Commodity prices continue to rise amid the possibility the U.S. will impose an oil-import ban on Russia

March 07, 2022 | 07:01 PM

A roundup of Monday’s stock market results from across the region

🗽 On Wall Street:

As fears grow over the impact that the war in Ukraine could have on economic growth and inflation, the U.S. stock markets began the week with losses, to the point that the S&P 500 closed with its worst performance so far this year.

The index lost 2.95%, the biggest decline since October 2020, while the Dow Jones Industrials gave up 2.37% and also had its worst day of the year.

Meanwhile, the Nasdaq Composite (CCMPDL) fell 3.62% and the Nasdaq 100, composed of leading technology stocks, sank 3.75%.


“The longer oil prices and inflation remain elevated, and thus threaten a premature demise of this economic expansion and bull market, the more investors will trim their exposure to stocks,” Sam Stovall, chief investment strategist at CFRA, wrote in a note.

New talks Monday between Ukrainian and Russian officials made only limited progress in negotiating a ceasefire, the government in Kiev said, while the United States, Germany, France and the United Kingdom discussed the possibility of implementing more sanctions against Russia.

🔑 The Day’s Key Developments:

Commodities prices continue to rise as the possibility grows that the United States will impose import restrictions on oil produced by Russia as the war in Ukraine enters its third week.


NATO members currently buy more than half of the 7.5 million barrels per day of crude oil and refined products that Russia exports.

In the first hours of trading Monday, oil prices rose above $130 per barrel and, although they later fell back to above $120, and the high price of commodities has set off alarm bells about the impact it could have on inflation.

In addition to oil, several metals are reaching maximum prices as a result of the conflict between Ukraine and Russia, as are certain foods and fuels. European gas, palladium, aluminum and wheat prices, among others, have been affected by the war.

Economists at Barclays (BCS) and JPMorganChase (JPM) are among those who have lowered global growth forecasts and raised them for consumer prices. Both expect expansion to be one percentage point lower and inflation to be one percentage point higher than their previous estimates.


📉 A Bad Day:

Brazil’s Ibovespa (IBOV), the main index of the largest stock exchange by market capitalization in Latin America, had the worst performance in the region, infected by the international mood in which none of the main stock exchanges registered gains, falling by 2.52%.

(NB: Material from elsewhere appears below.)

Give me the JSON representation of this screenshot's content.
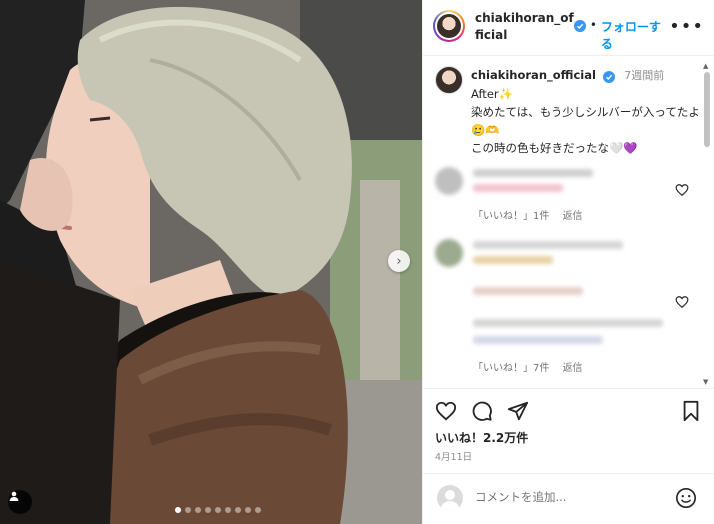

Investors are monitoring the war in Ukraine and the strong appreciation of raw materials worldwide. In addition, the performance of Petrobras’ common and preferred shares (PETR3; PETR4) weighed on the local performance.

According to information from Reuters, citing unidentified sources, the oil company is expected to request government approval this week to increase fuel prices at refineries. A small increase is expected, below international prices, two sources told the agency.

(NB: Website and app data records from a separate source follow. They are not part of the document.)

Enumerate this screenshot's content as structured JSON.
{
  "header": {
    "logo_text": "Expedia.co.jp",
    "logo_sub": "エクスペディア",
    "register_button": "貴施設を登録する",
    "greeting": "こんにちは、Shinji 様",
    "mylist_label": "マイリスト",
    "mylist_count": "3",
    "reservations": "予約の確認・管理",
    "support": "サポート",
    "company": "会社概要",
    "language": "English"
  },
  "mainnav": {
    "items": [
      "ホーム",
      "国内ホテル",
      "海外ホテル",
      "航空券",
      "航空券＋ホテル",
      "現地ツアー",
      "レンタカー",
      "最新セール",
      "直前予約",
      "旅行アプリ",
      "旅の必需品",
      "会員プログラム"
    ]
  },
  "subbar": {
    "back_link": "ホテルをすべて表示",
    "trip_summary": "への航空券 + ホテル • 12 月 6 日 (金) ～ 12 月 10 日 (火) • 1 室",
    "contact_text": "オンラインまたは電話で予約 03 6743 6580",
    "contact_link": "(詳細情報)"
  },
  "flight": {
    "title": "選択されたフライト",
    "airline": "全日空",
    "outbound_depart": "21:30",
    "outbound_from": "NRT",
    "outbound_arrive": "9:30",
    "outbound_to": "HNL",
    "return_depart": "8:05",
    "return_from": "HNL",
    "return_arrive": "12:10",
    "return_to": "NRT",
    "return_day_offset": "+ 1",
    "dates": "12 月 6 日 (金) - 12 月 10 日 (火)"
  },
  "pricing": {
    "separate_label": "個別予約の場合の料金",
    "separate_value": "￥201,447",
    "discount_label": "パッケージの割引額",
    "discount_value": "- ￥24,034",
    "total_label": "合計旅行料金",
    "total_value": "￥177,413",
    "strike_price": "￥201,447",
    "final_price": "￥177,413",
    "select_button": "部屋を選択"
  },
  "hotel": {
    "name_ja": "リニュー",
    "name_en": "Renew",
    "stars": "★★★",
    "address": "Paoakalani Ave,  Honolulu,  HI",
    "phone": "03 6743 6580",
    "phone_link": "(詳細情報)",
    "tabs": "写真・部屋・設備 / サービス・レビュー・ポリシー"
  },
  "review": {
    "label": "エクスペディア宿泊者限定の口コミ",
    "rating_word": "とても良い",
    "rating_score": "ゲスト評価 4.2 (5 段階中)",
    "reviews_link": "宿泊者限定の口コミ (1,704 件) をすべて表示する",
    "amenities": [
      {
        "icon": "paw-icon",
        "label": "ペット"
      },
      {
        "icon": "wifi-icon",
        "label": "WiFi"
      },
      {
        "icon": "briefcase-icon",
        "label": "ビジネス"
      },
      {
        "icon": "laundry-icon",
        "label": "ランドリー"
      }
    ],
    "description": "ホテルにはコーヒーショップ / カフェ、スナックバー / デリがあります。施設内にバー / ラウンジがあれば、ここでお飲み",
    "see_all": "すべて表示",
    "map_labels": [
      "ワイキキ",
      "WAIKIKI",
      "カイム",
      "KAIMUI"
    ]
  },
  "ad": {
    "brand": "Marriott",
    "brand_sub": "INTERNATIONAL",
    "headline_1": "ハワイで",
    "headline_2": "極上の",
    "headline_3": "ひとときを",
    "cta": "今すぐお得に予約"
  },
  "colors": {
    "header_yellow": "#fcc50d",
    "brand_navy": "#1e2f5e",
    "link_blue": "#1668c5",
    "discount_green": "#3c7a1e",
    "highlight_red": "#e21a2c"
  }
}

However, the government told Petrobras that it is considering temporarily reinstating fuel subsidies, used in 2018 by then-President Michel Temer, to absorb international volatility, a third person told Reuters, noting that the proposal has so far not been supported by the Economy Ministry, due to budget and spending constraints.

Mexico’s S&P BMV/IPC (MEXBOL) ended the session down 1.89%.

🍝 For the Dinner Table Debate:

The scene that had been foreseen some years ago in terms of women’s inclusion in the labor force amid the boom of the digital economy has been somewhat stymied by the effects of the Covid-19 pandemic, as many new jobs revolve around the digital economy, a sector in which women are not widely present.

Latin America has seen a nearly two-decade setback in women’s labor participation levels following the emergence of the virus, according to the Economic Commission for Latin America and the Caribbean (ECLAC). In addition, around 25 million women in the region were unemployed as of March of last year, according to the International Labor Organization (ILO).


According to IMF research, “women appear to be less endowed with some of the skills needed to thrive in the digital age”. Given the tasks they perform, an estimated 180 million women’s jobs globally are at high risk of being eliminated in the next 20 years.

Amid this scenario, organizations such as Girls in Tech and Laboratoria are among those helping to close the gap in the digital economy.